Acute respiratory infections have risen alarmingly in India

Health Care, Social Health Community Comments Off

ARI is a serious infection that prevents normal breathing function

New Delhi, 16 December 2017: As per reports, air pollution killed an estimated 1.81 million people in India in 2015. Acute respiratory infections (ARI) have increased from 32.76 million in 2013 to 40.3 million in 2016, rising consistently over the past four years. For almost two-thirds of the cities and towns where air quality was monitored, PM10 levels were above permissible limits in 2016. Nitrogen dioxide crossed the limits in 21 places and 31 places did not meet the PM 2.5 standards.

ARI is a serious infection that prevents normal breathing function. It usually begins as a viral infection in the nose, trachea (windpipe), or lungs. If the infection is not treated, it can spread to the entire respiratory system. ARI prevents the body from getting oxygen and can result in death. A person suffering from this condition needs medical assistance immediately.

Speaking about this, Padma Shri Awardee Dr K K Aggarwal, National President Indian Medical Association (IMA) and President Heart Care Foundation of India (HCFI) and Dr RN Tandon – Honorary Secretary General IMA in a joint statement, said, “While it is impossible to avoid viruses and bacteria, certain risk factors increase the likelihood of developing acute respiratory infection. The immune systems of children and the elderly are more prone to be affected by viruses.
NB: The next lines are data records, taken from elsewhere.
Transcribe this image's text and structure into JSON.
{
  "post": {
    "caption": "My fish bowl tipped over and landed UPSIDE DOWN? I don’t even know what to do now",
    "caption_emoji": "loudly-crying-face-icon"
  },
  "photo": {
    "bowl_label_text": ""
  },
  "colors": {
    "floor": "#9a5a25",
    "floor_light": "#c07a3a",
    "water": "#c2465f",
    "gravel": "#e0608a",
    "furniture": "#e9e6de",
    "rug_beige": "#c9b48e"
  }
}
Children are especially at risk because of their constant contact with other kids who could be virus carriers. Children often do not wash their hands regularly, rub their eyes, and put their fingers in their mouths, resulting in the spread of viruses. People with heart diseases or other lung problems are more likely to contract an acute respiratory infection. Anyone whose immune system might be weakened by another disease is at risk. Smokers also are at high risk and have more trouble recovering from it.”

The early symptoms of acute respiratory infection usually appear in the nose and upper lungs. Some other symptoms include congestion, runny nose, cough, sore throat, body aches, and fatigue. More serious symptoms are low blood oxygen level and loss of consciousness.
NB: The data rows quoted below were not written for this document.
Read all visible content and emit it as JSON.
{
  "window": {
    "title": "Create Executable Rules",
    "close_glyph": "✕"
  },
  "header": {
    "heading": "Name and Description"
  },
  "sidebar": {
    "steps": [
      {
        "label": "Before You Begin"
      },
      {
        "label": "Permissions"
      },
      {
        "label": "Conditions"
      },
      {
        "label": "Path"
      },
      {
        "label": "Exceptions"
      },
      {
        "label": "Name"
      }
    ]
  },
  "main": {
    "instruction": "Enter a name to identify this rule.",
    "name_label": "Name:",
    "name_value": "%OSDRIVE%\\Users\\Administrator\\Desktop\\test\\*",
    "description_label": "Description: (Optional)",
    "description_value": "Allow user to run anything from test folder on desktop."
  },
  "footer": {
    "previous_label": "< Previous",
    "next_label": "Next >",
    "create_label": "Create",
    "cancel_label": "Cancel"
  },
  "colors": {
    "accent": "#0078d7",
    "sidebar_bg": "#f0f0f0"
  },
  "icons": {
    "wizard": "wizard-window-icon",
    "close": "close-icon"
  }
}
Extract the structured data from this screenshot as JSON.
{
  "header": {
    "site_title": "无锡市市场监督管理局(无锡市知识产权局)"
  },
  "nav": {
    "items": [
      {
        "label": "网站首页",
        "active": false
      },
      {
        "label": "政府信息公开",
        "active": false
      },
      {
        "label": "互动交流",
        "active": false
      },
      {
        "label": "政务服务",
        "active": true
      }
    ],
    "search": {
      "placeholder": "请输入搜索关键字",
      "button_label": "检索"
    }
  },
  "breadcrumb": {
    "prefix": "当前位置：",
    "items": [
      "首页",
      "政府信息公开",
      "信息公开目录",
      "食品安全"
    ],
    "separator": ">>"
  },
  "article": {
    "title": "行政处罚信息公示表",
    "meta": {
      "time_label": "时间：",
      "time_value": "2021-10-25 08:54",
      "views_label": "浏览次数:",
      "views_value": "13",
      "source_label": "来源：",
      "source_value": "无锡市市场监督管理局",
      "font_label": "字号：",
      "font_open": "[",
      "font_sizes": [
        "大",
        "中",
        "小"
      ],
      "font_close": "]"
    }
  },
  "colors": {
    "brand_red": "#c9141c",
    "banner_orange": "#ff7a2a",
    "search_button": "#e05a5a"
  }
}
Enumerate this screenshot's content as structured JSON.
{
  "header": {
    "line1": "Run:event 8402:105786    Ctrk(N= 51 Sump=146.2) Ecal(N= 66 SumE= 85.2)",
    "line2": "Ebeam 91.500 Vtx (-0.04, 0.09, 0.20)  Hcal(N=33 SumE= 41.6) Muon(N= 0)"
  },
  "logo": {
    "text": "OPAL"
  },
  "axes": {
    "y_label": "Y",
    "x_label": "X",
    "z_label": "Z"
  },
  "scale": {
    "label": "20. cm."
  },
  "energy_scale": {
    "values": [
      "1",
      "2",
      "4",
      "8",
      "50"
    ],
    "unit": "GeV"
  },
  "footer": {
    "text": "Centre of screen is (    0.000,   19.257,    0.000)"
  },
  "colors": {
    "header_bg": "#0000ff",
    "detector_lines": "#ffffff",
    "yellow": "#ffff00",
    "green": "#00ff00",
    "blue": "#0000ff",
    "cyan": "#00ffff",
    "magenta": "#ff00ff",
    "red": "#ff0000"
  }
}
Adding further, Dr Aggarwal, said, “With many viruses, there are no known treatments. Your doctor may prescribe medications to manage your symptoms while monitoring your condition. If your doctor suspects a bacterial infection, they may prescribe antibiotics.”
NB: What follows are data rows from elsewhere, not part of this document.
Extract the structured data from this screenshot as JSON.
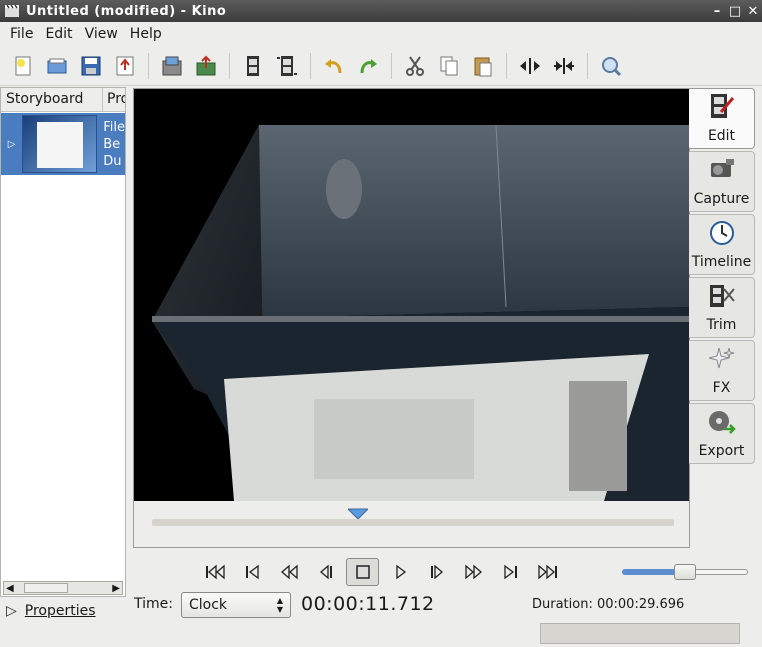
{
  "window": {
    "title": "Untitled (modified)  - Kino",
    "minimize_glyph": "–",
    "maximize_glyph": "□",
    "close_glyph": "✕"
  },
  "menubar": {
    "items": [
      "File",
      "Edit",
      "View",
      "Help"
    ]
  },
  "toolbar": {
    "buttons": [
      "new-file-icon",
      "open-icon",
      "save-icon",
      "export-still-icon",
      "save-frame-icon",
      "publish-icon",
      "insert-before-icon",
      "insert-after-icon",
      "undo-icon",
      "redo-icon",
      "cut-icon",
      "copy-icon",
      "paste-icon",
      "split-icon",
      "join-icon",
      "zoom-icon"
    ]
  },
  "storyboard": {
    "col_storyboard": "Storyboard",
    "col_props": "Pro",
    "rows": [
      {
        "text_lines": [
          "File",
          "Be",
          "Du"
        ]
      }
    ],
    "properties_label": "Properties"
  },
  "sidetabs": [
    {
      "label": "Edit",
      "icon": "edit-icon",
      "active": true
    },
    {
      "label": "Capture",
      "icon": "camcorder-icon",
      "active": false
    },
    {
      "label": "Timeline",
      "icon": "clock-icon",
      "active": false
    },
    {
      "label": "Trim",
      "icon": "trim-icon",
      "active": false
    },
    {
      "label": "FX",
      "icon": "fx-icon",
      "active": false
    },
    {
      "label": "Export",
      "icon": "export-icon",
      "active": false
    }
  ],
  "transport": {
    "buttons": [
      "first-scene-icon",
      "previous-scene-icon",
      "rewind-icon",
      "back-frame-icon",
      "stop-icon",
      "play-icon",
      "forward-frame-icon",
      "fast-forward-icon",
      "next-scene-icon",
      "last-scene-icon"
    ]
  },
  "volume": {
    "level": 0.5
  },
  "time": {
    "label": "Time:",
    "mode": "Clock",
    "current": "00:00:11.712",
    "duration_text": "Duration: 00:00:29.696"
  },
  "colors": {
    "titlebar": "#4a4a4a",
    "selection": "#4a7cc0",
    "accent": "#5a8ed0"
  }
}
Getting the MMR and pertussis vaccine can substantially lower your risk of getting a respiratory infection. Other than that, one should also practice good hygiene. Some tips include:

  • Wash your hands frequently, especially after you’ve been in a public place.
  • Always sneeze into the arm of your shirt or in a tissue. Although this may not ease your own symptoms, it will prevent you from spreading infectious diseases.
  • Avoid touching your face, especially your eyes and mouth, to prevent introducing germs into your system.